“I consider that there is a valid reason to extend the limitation period (which would otherwise expire on an unidentified date between February and 17 June 2010) until 17 June 2010 when the Granton action was commenced. That valid reason was that it was reasonable to delay the commencement of proceedings against Mr. Zharimbetov until (a) PWC had had an opportunity to carry out a systematic investigation of the loan portfolio with a view to identifying claims against the former management (b) the management had had an opportunity to consider the results of PWC’s investigations and (c) legal advice had been obtained with regard to such claims. Such delay was reasonable having regard to the magnitude of the sums involved and the complexity of the investigation required to establish the frauds alleged by the Bank.”

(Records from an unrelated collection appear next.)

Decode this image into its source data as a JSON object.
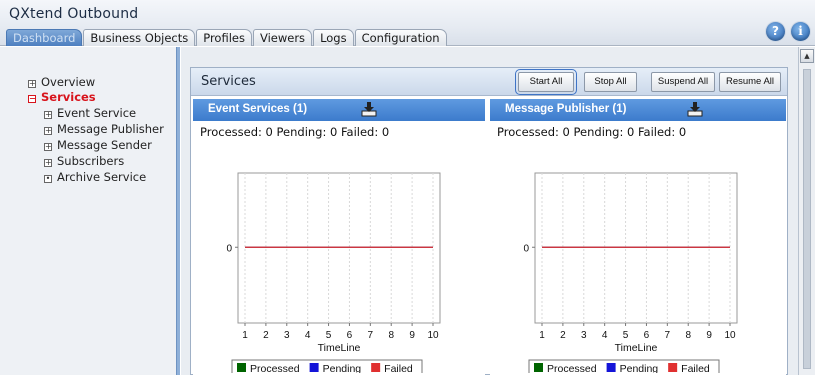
{
  "app": {
    "title": "QXtend Outbound",
    "tabs": [
      {
        "label": "Dashboard",
        "active": true
      },
      {
        "label": "Business Objects",
        "active": false
      },
      {
        "label": "Profiles",
        "active": false
      },
      {
        "label": "Viewers",
        "active": false
      },
      {
        "label": "Logs",
        "active": false
      },
      {
        "label": "Configuration",
        "active": false
      }
    ],
    "help_icon": "help-icon",
    "info_icon": "info-icon"
  },
  "nav": {
    "items": [
      {
        "label": "Overview",
        "level": 0,
        "selected": false
      },
      {
        "label": "Services",
        "level": 0,
        "selected": true
      },
      {
        "label": "Event Service",
        "level": 1,
        "selected": false
      },
      {
        "label": "Message Publisher",
        "level": 1,
        "selected": false
      },
      {
        "label": "Message Sender",
        "level": 1,
        "selected": false
      },
      {
        "label": "Subscribers",
        "level": 1,
        "selected": false
      },
      {
        "label": "Archive Service",
        "level": 1,
        "selected": false
      }
    ]
  },
  "main": {
    "title": "Services",
    "buttons": {
      "start_all": "Start All",
      "stop_all": "Stop All",
      "suspend_all": "Suspend All",
      "resume_all": "Resume All"
    },
    "panels": [
      {
        "title": "Event Services (1)",
        "stats": "Processed: 0   Pending: 0   Failed: 0"
      },
      {
        "title": "Message Publisher (1)",
        "stats": "Processed: 0   Pending: 0   Failed: 0"
      }
    ]
  },
  "chart_data": [
    {
      "type": "line",
      "xlabel": "TimeLine",
      "ylabel": "",
      "x": [
        1,
        2,
        3,
        4,
        5,
        6,
        7,
        8,
        9,
        10
      ],
      "yticks": [
        0
      ],
      "series": [
        {
          "name": "Processed",
          "color": "#006400",
          "values": [
            0,
            0,
            0,
            0,
            0,
            0,
            0,
            0,
            0,
            0
          ]
        },
        {
          "name": "Pending",
          "color": "#1414d8",
          "values": [
            0,
            0,
            0,
            0,
            0,
            0,
            0,
            0,
            0,
            0
          ]
        },
        {
          "name": "Failed",
          "color": "#e03030",
          "values": [
            0,
            0,
            0,
            0,
            0,
            0,
            0,
            0,
            0,
            0
          ]
        }
      ],
      "legend_position": "bottom",
      "grid": "vertical"
    },
    {
      "type": "line",
      "xlabel": "TimeLine",
      "ylabel": "",
      "x": [
        1,
        2,
        3,
        4,
        5,
        6,
        7,
        8,
        9,
        10
      ],
      "yticks": [
        0
      ],
      "series": [
        {
          "name": "Processed",
          "color": "#006400",
          "values": [
            0,
            0,
            0,
            0,
            0,
            0,
            0,
            0,
            0,
            0
          ]
        },
        {
          "name": "Pending",
          "color": "#1414d8",
          "values": [
            0,
            0,
            0,
            0,
            0,
            0,
            0,
            0,
            0,
            0
          ]
        },
        {
          "name": "Failed",
          "color": "#e03030",
          "values": [
            0,
            0,
            0,
            0,
            0,
            0,
            0,
            0,
            0,
            0
          ]
        }
      ],
      "legend_position": "bottom",
      "grid": "vertical"
    }
  ]
}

546.          As will become apparent when I come on shortly to address whether it would be appropriate to disapply the limitation periods in the present case pursuant to the Foreign Limitation Periods Act 1984, Mr Howe’s submissions on that question are not dissimilar to the matters identified by Teare J as justifying an extension of time in the BTA Bank case. What matters, for present purposes, however, is that it is quite clear that what Teare J had to say concerning Article 185’s applicability to companies was obiter. First, Teare J was dealing with the operation of a one-year limitation period applicable under Article 172 of the Labour Code (see [219]), and even then only in circumstances where he had actually decided that that one-year limitation period was inapplicable given that breaches of Articles 62 and 63 of the JSC Law were alleged (see [230] and [231]). Secondly, as made clear by Teare J in [241] itself the discretion exercisable under Kazakh law to extend the limitation period where there is a “valid reason” is “not stated in any code but has been stated by the Supreme Court”. Accordingly, Article 185 had no application and was only raised before Teare J by way of analogy. Thirdly, no doubt for this very reason, Teare J did not need to analyse Article 185’s wording or consider any of the Kazakh decisions concerning the applicability of the provision to legal entities (as opposed to natural persons). In the circumstances, I struggle to see how it can be the case that Teare J made any relevant determination for the purposes of section 4 of the 1972 Act. I agree with Mr Twigger also that, even if Teare J should be taken as having made a determination, since the effect of section 4(2)(b) is only that the Kazakh law “shall be taken to be in accordance with that finding or decision unless the contrary is proved”, it is open to me to reach a contrary conclusion based on the evidence which is before me, both in the form of the expert evidence and the various Kazakh law decisions which I have had the benefit of looking at. In short, I am not bound by Teare J’s decision in the BTA Bank case and, accordingly, see no reason to change the conclusion which I have, for the reasons explained, reached in relation to the applicability of Article 185.